*WHAT THE EXERCISE ASKS*. Everything in the records must be reproduced exactly, except for the pictures.

---------------

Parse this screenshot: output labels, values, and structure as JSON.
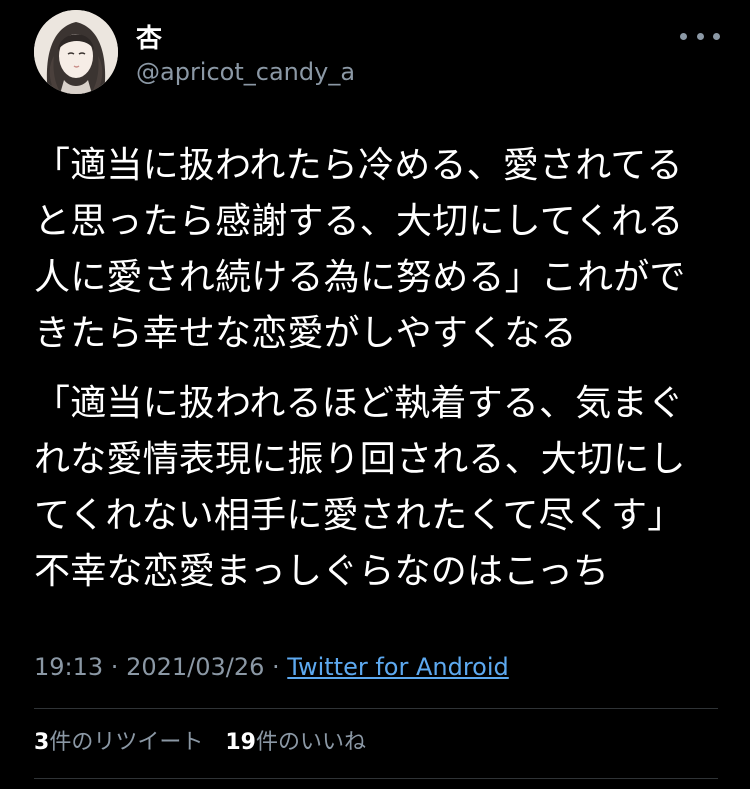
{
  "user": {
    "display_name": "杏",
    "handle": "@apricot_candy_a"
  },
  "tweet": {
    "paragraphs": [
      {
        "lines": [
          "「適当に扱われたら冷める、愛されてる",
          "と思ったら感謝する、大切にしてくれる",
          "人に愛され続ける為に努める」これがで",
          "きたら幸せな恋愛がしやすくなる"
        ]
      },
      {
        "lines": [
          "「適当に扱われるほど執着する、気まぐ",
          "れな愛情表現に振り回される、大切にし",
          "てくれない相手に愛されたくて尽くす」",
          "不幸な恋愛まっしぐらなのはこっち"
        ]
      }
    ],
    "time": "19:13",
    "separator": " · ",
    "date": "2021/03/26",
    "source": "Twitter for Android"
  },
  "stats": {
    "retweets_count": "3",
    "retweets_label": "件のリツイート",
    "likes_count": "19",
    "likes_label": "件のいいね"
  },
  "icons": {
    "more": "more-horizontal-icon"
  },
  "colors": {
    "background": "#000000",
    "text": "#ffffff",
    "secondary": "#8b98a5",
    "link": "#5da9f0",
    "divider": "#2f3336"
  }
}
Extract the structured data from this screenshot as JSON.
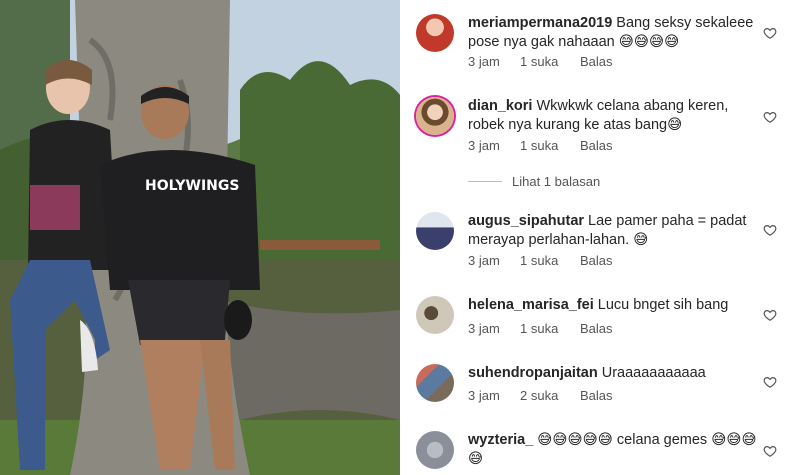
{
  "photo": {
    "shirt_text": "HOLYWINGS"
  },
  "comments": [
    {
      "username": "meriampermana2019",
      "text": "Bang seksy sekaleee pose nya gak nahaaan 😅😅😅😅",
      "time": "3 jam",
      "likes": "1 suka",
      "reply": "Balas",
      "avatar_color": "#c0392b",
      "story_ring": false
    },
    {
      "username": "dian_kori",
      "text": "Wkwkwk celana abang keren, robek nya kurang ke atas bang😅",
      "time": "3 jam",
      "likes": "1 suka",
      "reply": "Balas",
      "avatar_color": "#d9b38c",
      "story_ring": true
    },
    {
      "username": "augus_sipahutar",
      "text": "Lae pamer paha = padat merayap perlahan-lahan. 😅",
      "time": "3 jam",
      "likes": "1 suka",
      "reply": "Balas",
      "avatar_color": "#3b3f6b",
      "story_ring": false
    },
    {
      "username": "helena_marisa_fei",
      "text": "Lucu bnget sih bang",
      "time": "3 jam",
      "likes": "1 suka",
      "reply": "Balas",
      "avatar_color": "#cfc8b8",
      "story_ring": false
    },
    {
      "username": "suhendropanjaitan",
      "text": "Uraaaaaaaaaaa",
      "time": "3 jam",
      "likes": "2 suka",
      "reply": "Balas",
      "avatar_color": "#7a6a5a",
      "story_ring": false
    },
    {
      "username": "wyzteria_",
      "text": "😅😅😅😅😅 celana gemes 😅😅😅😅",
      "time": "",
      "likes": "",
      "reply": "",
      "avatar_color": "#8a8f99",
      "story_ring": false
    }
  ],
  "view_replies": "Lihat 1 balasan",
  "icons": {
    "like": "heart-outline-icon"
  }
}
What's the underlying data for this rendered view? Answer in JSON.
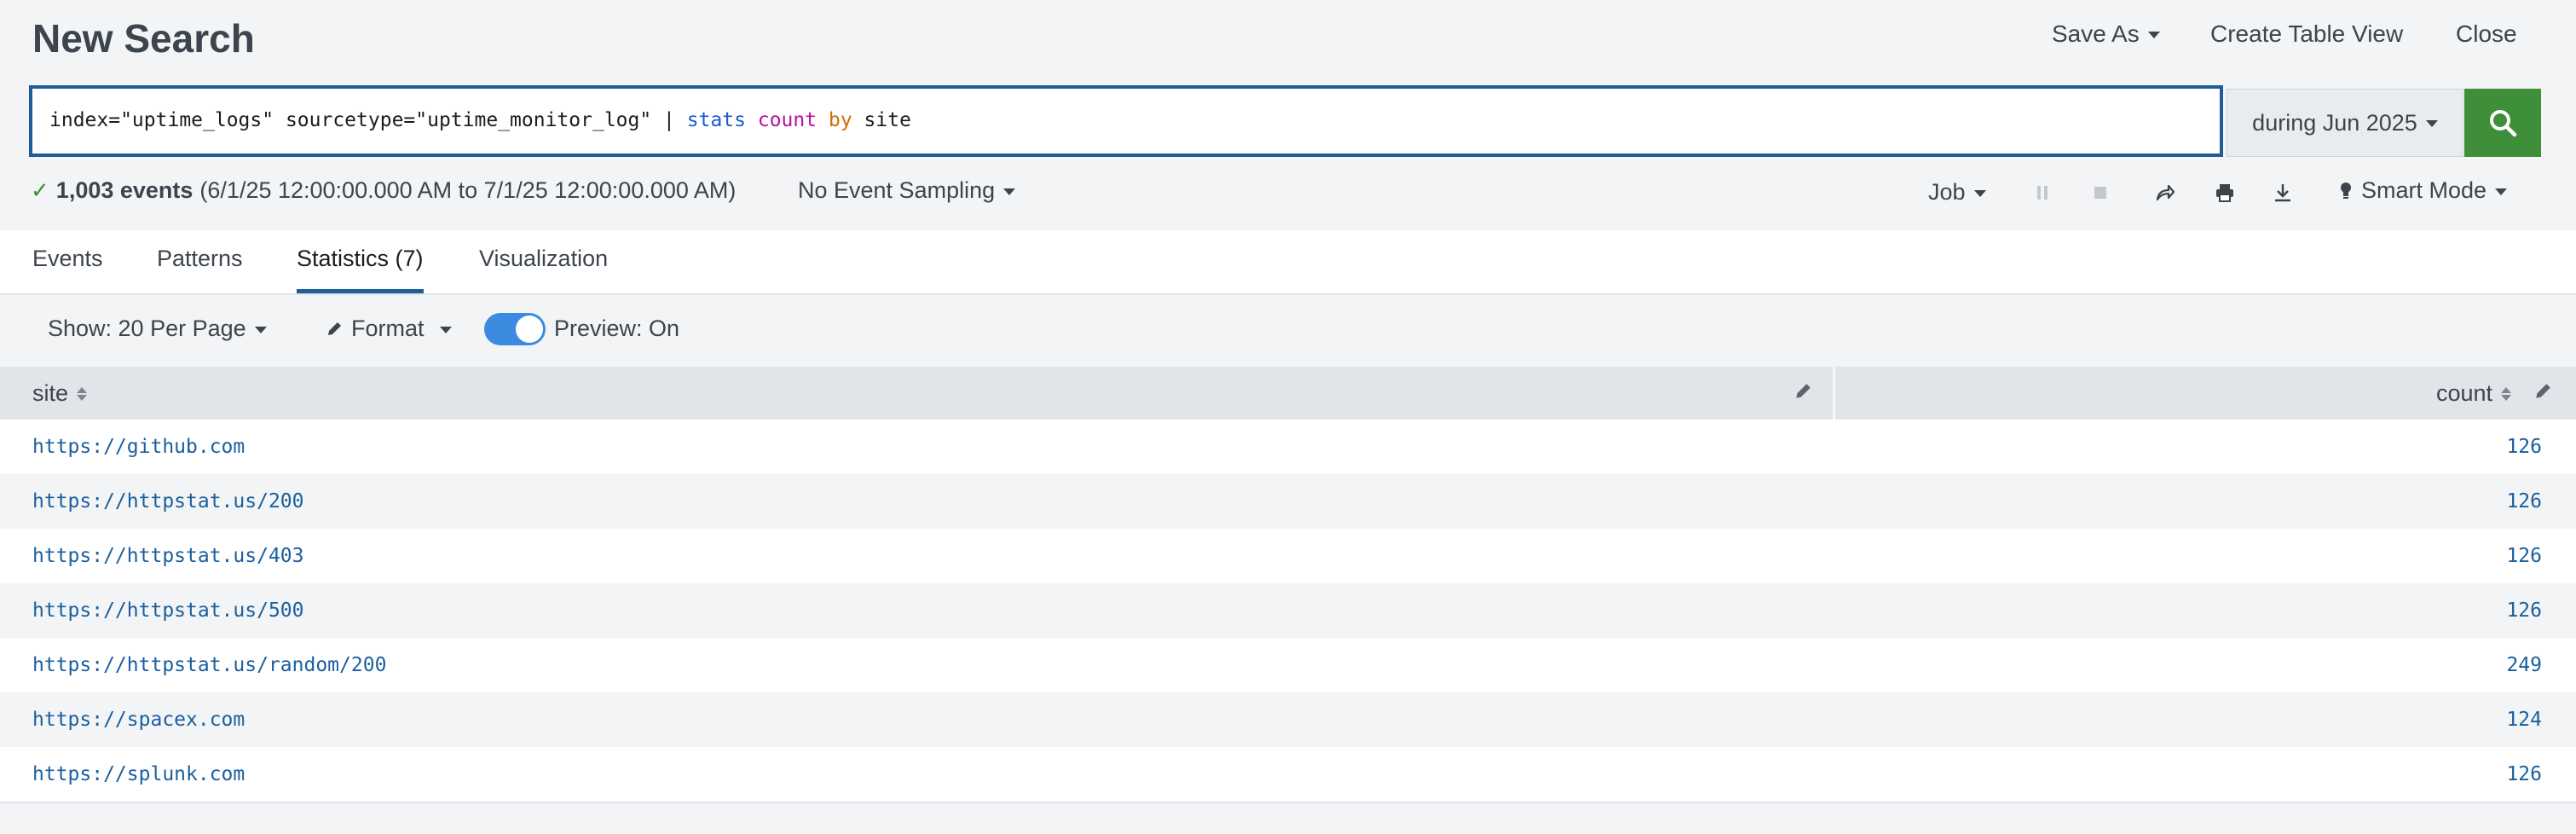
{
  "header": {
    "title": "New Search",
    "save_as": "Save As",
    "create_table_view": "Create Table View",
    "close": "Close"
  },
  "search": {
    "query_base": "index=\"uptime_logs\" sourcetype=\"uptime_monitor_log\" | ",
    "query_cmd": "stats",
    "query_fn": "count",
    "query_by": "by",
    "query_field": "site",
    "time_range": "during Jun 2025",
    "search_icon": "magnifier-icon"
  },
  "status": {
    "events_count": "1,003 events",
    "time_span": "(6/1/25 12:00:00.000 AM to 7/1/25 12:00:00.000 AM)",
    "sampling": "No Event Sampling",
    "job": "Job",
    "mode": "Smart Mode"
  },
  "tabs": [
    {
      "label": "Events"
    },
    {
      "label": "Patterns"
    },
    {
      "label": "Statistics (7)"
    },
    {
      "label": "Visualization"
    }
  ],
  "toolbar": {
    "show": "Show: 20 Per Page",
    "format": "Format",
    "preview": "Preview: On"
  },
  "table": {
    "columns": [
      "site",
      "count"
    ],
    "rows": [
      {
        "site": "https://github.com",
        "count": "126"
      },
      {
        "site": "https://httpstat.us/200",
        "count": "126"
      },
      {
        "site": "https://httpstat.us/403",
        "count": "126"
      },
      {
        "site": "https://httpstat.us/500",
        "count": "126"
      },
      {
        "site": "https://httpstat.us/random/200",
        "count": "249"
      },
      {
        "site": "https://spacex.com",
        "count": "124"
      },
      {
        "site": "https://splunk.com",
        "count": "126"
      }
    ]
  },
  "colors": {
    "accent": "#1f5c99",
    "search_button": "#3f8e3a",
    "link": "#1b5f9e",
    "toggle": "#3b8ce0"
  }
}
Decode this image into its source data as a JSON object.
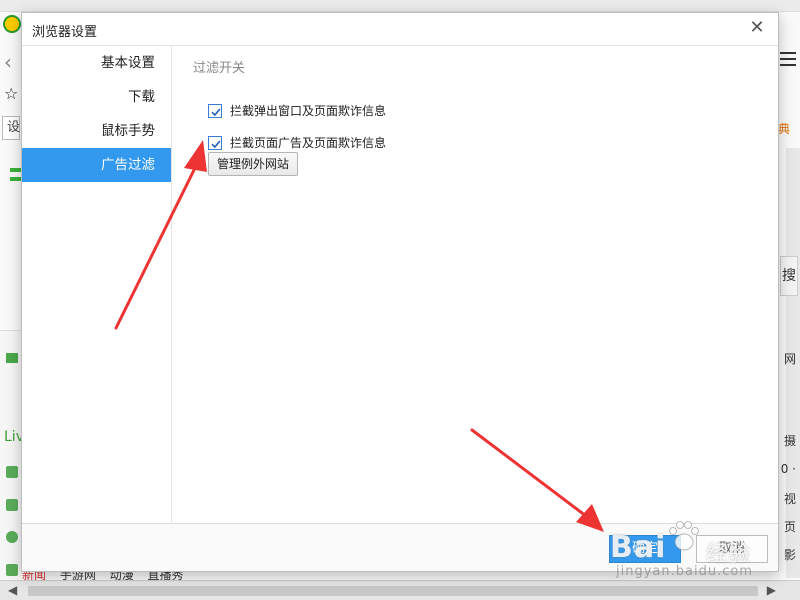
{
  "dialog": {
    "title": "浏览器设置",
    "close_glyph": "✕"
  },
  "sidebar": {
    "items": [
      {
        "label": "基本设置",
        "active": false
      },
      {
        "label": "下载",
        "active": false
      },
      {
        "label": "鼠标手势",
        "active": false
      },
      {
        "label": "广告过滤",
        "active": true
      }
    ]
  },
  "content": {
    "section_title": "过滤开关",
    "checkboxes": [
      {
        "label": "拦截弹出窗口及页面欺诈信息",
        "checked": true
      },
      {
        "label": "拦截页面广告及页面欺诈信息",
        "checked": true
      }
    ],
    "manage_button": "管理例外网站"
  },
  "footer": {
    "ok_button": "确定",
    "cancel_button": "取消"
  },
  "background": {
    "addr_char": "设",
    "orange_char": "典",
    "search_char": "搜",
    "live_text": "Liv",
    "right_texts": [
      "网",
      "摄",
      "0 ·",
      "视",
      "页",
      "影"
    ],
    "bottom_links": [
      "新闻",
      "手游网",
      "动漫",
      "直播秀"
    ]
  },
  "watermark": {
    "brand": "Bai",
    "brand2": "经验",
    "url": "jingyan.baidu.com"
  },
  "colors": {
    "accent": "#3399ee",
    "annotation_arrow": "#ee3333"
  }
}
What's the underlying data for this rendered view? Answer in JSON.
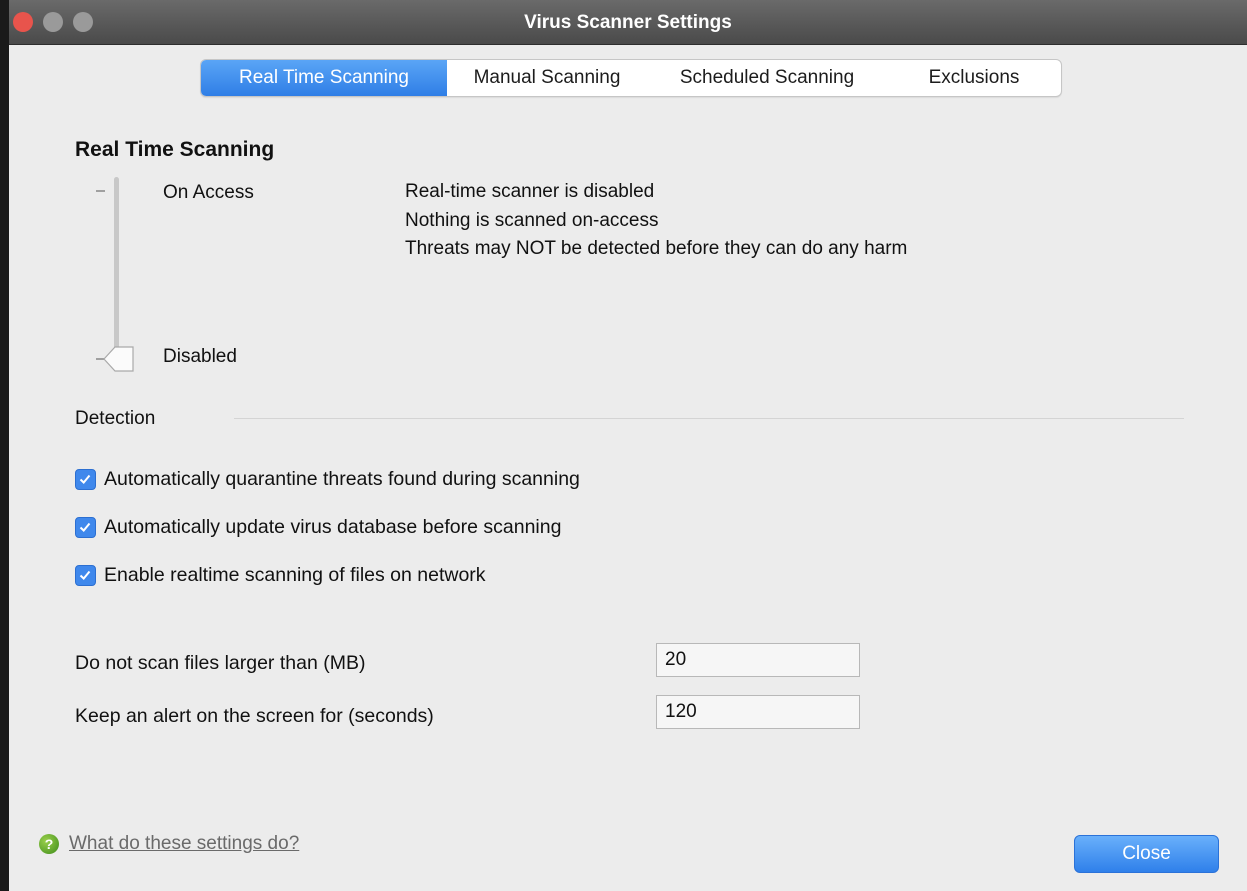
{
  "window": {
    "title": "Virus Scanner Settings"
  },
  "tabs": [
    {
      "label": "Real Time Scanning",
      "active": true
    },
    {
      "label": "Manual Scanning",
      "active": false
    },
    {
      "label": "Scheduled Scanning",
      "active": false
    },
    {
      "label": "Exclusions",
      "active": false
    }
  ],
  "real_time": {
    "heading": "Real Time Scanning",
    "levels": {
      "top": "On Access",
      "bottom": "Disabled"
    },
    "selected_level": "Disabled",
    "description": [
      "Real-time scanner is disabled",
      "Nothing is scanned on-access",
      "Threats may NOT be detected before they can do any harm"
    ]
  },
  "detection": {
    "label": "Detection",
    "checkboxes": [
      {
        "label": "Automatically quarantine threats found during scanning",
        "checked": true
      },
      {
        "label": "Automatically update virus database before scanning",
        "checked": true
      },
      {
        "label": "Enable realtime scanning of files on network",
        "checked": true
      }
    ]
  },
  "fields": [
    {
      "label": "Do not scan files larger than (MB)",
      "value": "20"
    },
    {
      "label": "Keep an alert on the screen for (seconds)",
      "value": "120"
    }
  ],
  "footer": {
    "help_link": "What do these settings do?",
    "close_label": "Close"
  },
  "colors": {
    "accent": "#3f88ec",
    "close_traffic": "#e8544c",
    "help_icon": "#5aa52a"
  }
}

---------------

*EXERCISE ANSWER*.
Parse this screenshot: output labels, values, and structure as JSON.
{
  "user": {
    "display_name": "杏",
    "handle": "@apricot_candy_a"
  },
  "tweet": {
    "paragraphs": [
      {
        "lines": [
          "「適当に扱われたら冷める、愛されてる",
          "と思ったら感謝する、大切にしてくれる",
          "人に愛され続ける為に努める」これがで",
          "きたら幸せな恋愛がしやすくなる"
        ]
      },
      {
        "lines": [
          "「適当に扱われるほど執着する、気まぐ",
          "れな愛情表現に振り回される、大切にし",
          "てくれない相手に愛されたくて尽くす」",
          "不幸な恋愛まっしぐらなのはこっち"
        ]
      }
    ],
    "time": "19:13",
    "separator": " · ",
    "date": "2021/03/26",
    "source": "Twitter for Android"
  },
  "stats": {
    "retweets_count": "3",
    "retweets_label": "件のリツイート",
    "likes_count": "19",
    "likes_label": "件のいいね"
  },
  "icons": {
    "more": "more-horizontal-icon"
  },
  "colors": {
    "background": "#000000",
    "text": "#ffffff",
    "secondary": "#8b98a5",
    "link": "#5da9f0",
    "divider": "#2f3336"
  }
}
Extract the structured data from this screenshot as JSON.
{
  "photo": {
    "shirt_text": "HOLYWINGS"
  },
  "comments": [
    {
      "username": "meriampermana2019",
      "text": "Bang seksy sekaleee pose nya gak nahaaan 😅😅😅😅",
      "time": "3 jam",
      "likes": "1 suka",
      "reply": "Balas",
      "avatar_color": "#c0392b",
      "story_ring": false
    },
    {
      "username": "dian_kori",
      "text": "Wkwkwk celana abang keren, robek nya kurang ke atas bang😅",
      "time": "3 jam",
      "likes": "1 suka",
      "reply": "Balas",
      "avatar_color": "#d9b38c",
      "story_ring": true
    },
    {
      "username": "augus_sipahutar",
      "text": "Lae pamer paha = padat merayap perlahan-lahan. 😅",
      "time": "3 jam",
      "likes": "1 suka",
      "reply": "Balas",
      "avatar_color": "#3b3f6b",
      "story_ring": false
    },
    {
      "username": "helena_marisa_fei",
      "text": "Lucu bnget sih bang",
      "time": "3 jam",
      "likes": "1 suka",
      "reply": "Balas",
      "avatar_color": "#cfc8b8",
      "story_ring": false
    },
    {
      "username": "suhendropanjaitan",
      "text": "Uraaaaaaaaaaa",
      "time": "3 jam",
      "likes": "2 suka",
      "reply": "Balas",
      "avatar_color": "#7a6a5a",
      "story_ring": false
    },
    {
      "username": "wyzteria_",
      "text": "😅😅😅😅😅 celana gemes 😅😅😅😅",
      "time": "",
      "likes": "",
      "reply": "",
      "avatar_color": "#8a8f99",
      "story_ring": false
    }
  ],
  "view_replies": "Lihat 1 balasan",
  "icons": {
    "like": "heart-outline-icon"
  }
}
What's the underlying data for this rendered view? Answer in JSON.
{
  "header": {
    "title": "New Search",
    "save_as": "Save As",
    "create_table_view": "Create Table View",
    "close": "Close"
  },
  "search": {
    "query_base": "index=\"uptime_logs\" sourcetype=\"uptime_monitor_log\" | ",
    "query_cmd": "stats",
    "query_fn": "count",
    "query_by": "by",
    "query_field": "site",
    "time_range": "during Jun 2025",
    "search_icon": "magnifier-icon"
  },
  "status": {
    "events_count": "1,003 events",
    "time_span": "(6/1/25 12:00:00.000 AM to 7/1/25 12:00:00.000 AM)",
    "sampling": "No Event Sampling",
    "job": "Job",
    "mode": "Smart Mode"
  },
  "tabs": [
    {
      "label": "Events"
    },
    {
      "label": "Patterns"
    },
    {
      "label": "Statistics (7)"
    },
    {
      "label": "Visualization"
    }
  ],
  "toolbar": {
    "show": "Show: 20 Per Page",
    "format": "Format",
    "preview": "Preview: On"
  },
  "table": {
    "columns": [
      "site",
      "count"
    ],
    "rows": [
      {
        "site": "https://github.com",
        "count": "126"
      },
      {
        "site": "https://httpstat.us/200",
        "count": "126"
      },
      {
        "site": "https://httpstat.us/403",
        "count": "126"
      },
      {
        "site": "https://httpstat.us/500",
        "count": "126"
      },
      {
        "site": "https://httpstat.us/random/200",
        "count": "249"
      },
      {
        "site": "https://spacex.com",
        "count": "124"
      },
      {
        "site": "https://splunk.com",
        "count": "126"
      }
    ]
  },
  "colors": {
    "accent": "#1f5c99",
    "search_button": "#3f8e3a",
    "link": "#1b5f9e",
    "toggle": "#3b8ce0"
  }
}
Decode this image into its source data as a JSON object.
{
  "dialog": {
    "title": "浏览器设置",
    "close_glyph": "✕"
  },
  "sidebar": {
    "items": [
      {
        "label": "基本设置",
        "active": false
      },
      {
        "label": "下载",
        "active": false
      },
      {
        "label": "鼠标手势",
        "active": false
      },
      {
        "label": "广告过滤",
        "active": true
      }
    ]
  },
  "content": {
    "section_title": "过滤开关",
    "checkboxes": [
      {
        "label": "拦截弹出窗口及页面欺诈信息",
        "checked": true
      },
      {
        "label": "拦截页面广告及页面欺诈信息",
        "checked": true
      }
    ],
    "manage_button": "管理例外网站"
  },
  "footer": {
    "ok_button": "确定",
    "cancel_button": "取消"
  },
  "background": {
    "addr_char": "设",
    "orange_char": "典",
    "search_char": "搜",
    "live_text": "Liv",
    "right_texts": [
      "网",
      "摄",
      "0 ·",
      "视",
      "页",
      "影"
    ],
    "bottom_links": [
      "新闻",
      "手游网",
      "动漫",
      "直播秀"
    ]
  },
  "watermark": {
    "brand": "Bai",
    "brand2": "经验",
    "url": "jingyan.baidu.com"
  },
  "colors": {
    "accent": "#3399ee",
    "annotation_arrow": "#ee3333"
  }
}
What's the underlying data for this rendered view? Answer in JSON.
{
  "window": {
    "title": "Virus Scanner Settings"
  },
  "tabs": [
    {
      "label": "Real Time Scanning",
      "active": true
    },
    {
      "label": "Manual Scanning",
      "active": false
    },
    {
      "label": "Scheduled Scanning",
      "active": false
    },
    {
      "label": "Exclusions",
      "active": false
    }
  ],
  "real_time": {
    "heading": "Real Time Scanning",
    "levels": {
      "top": "On Access",
      "bottom": "Disabled"
    },
    "selected_level": "Disabled",
    "description": [
      "Real-time scanner is disabled",
      "Nothing is scanned on-access",
      "Threats may NOT be detected before they can do any harm"
    ]
  },
  "detection": {
    "label": "Detection",
    "checkboxes": [
      {
        "label": "Automatically quarantine threats found during scanning",
        "checked": true
      },
      {
        "label": "Automatically update virus database before scanning",
        "checked": true
      },
      {
        "label": "Enable realtime scanning of files on network",
        "checked": true
      }
    ]
  },
  "fields": [
    {
      "label": "Do not scan files larger than (MB)",
      "value": "20"
    },
    {
      "label": "Keep an alert on the screen for (seconds)",
      "value": "120"
    }
  ],
  "footer": {
    "help_link": "What do these settings do?",
    "close_label": "Close"
  },
  "colors": {
    "accent": "#3f88ec",
    "close_traffic": "#e8544c",
    "help_icon": "#5aa52a"
  }
}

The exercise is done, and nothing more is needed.